Does Chemo help enlarged spleen?
The chemotherapy drug, hydroxyurea (Hydrea®) may be given to reduce high platelet and white blood cell counts. It may also help treat other MF symptoms including an enlarged spleen, night sweats and weight loss.
Can an enlarged spleen go back to normal size?
What Is the Prognosis for Enlarged Spleen? Depending upon the cause, the enlarged spleen may return to normal size and function when the underlying disease is treated or resolved. Commonly, in infectious mononucleosis, the spleen returns to normal as the infection gets better.
How does chemo affect the spleen?
Chemo has it’s potential to destroy B and T cells, and other cells therefore we can expect that it can destroy lymphocytes/plasmocytes from spleen. Spleen as an lymphoid organ, consists mostly of B cells, and T cells in so called T dependent zones, such as PALS.
How successful is hydroxyurea for treating enlarged spleen?

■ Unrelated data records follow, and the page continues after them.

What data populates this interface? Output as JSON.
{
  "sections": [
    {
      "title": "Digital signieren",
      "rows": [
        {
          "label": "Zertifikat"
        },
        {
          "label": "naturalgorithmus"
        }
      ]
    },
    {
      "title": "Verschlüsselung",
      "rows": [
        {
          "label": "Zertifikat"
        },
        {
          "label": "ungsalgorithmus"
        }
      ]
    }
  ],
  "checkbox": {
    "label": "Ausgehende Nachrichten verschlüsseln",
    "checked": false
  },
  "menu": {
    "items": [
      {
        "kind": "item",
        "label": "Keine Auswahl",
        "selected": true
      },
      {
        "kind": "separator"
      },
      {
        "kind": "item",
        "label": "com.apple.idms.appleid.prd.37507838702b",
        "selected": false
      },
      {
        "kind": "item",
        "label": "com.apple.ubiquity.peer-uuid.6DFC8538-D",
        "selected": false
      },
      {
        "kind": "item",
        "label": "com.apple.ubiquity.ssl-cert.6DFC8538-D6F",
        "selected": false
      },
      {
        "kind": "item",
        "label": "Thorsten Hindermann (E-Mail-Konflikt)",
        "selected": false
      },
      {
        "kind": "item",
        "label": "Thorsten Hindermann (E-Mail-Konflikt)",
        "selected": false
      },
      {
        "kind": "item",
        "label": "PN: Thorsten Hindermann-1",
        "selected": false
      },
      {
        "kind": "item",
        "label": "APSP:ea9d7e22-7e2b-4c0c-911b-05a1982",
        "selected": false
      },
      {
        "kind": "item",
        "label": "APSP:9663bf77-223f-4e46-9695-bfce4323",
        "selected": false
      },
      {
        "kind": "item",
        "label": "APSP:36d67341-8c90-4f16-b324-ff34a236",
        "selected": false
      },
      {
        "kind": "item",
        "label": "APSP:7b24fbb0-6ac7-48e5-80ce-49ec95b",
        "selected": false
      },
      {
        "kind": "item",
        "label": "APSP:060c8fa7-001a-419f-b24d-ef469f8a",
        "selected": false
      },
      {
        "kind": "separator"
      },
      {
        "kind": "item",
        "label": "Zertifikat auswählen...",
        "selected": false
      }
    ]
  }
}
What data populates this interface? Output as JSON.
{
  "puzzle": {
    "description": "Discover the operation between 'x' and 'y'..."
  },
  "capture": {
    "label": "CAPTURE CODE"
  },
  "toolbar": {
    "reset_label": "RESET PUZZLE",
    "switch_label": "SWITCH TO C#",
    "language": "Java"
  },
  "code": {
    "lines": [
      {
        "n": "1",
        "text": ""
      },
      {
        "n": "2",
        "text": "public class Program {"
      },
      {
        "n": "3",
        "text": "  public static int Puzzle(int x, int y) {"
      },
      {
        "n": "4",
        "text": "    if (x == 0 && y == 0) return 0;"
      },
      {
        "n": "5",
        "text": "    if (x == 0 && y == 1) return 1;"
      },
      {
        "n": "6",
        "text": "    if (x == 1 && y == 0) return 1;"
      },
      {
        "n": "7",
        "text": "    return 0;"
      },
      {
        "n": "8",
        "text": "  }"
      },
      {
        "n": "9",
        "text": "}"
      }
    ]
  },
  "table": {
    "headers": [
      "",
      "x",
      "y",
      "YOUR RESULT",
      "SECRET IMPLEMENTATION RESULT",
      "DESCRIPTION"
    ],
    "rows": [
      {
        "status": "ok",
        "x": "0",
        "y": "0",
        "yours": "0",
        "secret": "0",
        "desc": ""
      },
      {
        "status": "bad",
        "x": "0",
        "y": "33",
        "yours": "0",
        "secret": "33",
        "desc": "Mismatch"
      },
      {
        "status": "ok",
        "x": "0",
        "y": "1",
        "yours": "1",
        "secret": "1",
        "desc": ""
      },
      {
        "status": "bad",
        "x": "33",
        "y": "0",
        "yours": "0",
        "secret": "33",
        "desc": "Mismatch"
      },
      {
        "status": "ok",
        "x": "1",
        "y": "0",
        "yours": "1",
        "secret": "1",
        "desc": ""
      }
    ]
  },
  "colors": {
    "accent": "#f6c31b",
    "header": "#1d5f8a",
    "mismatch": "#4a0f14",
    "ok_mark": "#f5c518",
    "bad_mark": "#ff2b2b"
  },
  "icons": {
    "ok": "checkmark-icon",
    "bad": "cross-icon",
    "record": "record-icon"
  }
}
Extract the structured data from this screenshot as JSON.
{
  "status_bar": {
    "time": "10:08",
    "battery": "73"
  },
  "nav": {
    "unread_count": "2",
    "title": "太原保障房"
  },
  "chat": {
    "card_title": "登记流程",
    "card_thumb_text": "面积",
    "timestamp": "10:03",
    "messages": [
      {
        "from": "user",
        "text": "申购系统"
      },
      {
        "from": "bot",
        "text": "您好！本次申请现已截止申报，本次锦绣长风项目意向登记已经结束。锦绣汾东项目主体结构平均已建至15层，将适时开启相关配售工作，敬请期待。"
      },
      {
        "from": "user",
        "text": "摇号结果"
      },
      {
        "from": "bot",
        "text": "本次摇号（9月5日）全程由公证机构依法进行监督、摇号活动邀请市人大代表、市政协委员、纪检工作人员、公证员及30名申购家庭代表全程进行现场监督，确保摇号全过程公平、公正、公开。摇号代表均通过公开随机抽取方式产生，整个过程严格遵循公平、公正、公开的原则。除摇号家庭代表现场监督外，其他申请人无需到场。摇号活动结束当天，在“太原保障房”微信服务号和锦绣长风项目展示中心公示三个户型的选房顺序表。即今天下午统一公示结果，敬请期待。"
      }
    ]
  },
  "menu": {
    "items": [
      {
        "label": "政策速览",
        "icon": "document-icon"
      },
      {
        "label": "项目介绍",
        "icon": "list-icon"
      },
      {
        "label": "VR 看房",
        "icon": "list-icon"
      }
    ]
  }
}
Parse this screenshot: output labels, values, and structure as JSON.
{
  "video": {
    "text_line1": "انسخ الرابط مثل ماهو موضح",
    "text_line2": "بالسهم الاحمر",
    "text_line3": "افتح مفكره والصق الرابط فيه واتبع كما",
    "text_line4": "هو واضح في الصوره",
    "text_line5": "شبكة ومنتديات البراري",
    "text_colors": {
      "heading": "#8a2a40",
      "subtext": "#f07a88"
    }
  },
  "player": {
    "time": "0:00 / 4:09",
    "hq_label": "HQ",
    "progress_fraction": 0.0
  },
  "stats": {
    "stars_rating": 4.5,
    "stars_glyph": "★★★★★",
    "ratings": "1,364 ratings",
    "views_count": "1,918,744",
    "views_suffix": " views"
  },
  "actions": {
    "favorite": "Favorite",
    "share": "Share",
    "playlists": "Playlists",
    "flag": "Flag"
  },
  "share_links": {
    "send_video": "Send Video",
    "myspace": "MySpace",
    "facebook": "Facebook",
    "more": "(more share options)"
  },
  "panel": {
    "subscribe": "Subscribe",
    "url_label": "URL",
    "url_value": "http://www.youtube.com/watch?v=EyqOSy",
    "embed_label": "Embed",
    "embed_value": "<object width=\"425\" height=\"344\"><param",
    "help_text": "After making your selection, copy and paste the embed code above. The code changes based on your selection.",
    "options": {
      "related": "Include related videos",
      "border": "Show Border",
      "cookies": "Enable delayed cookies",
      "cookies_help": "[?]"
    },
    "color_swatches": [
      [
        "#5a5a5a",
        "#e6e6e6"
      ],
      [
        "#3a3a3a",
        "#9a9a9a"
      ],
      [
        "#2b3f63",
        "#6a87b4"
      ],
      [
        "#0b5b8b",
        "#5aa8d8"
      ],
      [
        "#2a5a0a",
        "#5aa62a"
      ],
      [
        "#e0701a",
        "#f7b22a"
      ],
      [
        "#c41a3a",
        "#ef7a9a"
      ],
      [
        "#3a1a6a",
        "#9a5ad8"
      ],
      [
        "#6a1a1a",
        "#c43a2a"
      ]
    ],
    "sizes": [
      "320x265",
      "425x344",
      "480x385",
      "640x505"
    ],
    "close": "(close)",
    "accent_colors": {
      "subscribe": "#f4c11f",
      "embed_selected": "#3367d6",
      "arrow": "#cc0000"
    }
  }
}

Cytoreductive treatment, usually hydroxyurea, is the first-line therapy, being effective in around 40% of the patients, although the effect is often short lived. The immunomodulatory drugs, such as thalidomide or lenalidomide, rarely show a substantial activity in reducing the splenomegaly.
How can I shrink my enlarged spleen?
Some drugs can shrink an enlarged spleen. Your doctor might try chemotherapy, immunomodulators, and a drug called ruxolitinib (Jakafi). Radiation might help, too. However, you may need surgery to remove an enlarged spleen.
What to avoid if you have an enlarged spleen?
Avoid contact sports — such as soccer, football and hockey — and limit other activities as recommended by your doctor. Modifying your activities can reduce the risk of a ruptured spleen. It’s also important to wear a seat belt.
How can I reduce an enlarged spleen naturally?
There are no natural treatments for an enlarged spleen.
What is myelofibrosis?
Myelofibrosis is an uncommon type of bone marrow cancer that disrupts your body’s normal production of blood cells. Myelofibrosis causes extensive scarring in your bone marrow, leading to severe anemia that can cause weakness and fatigue.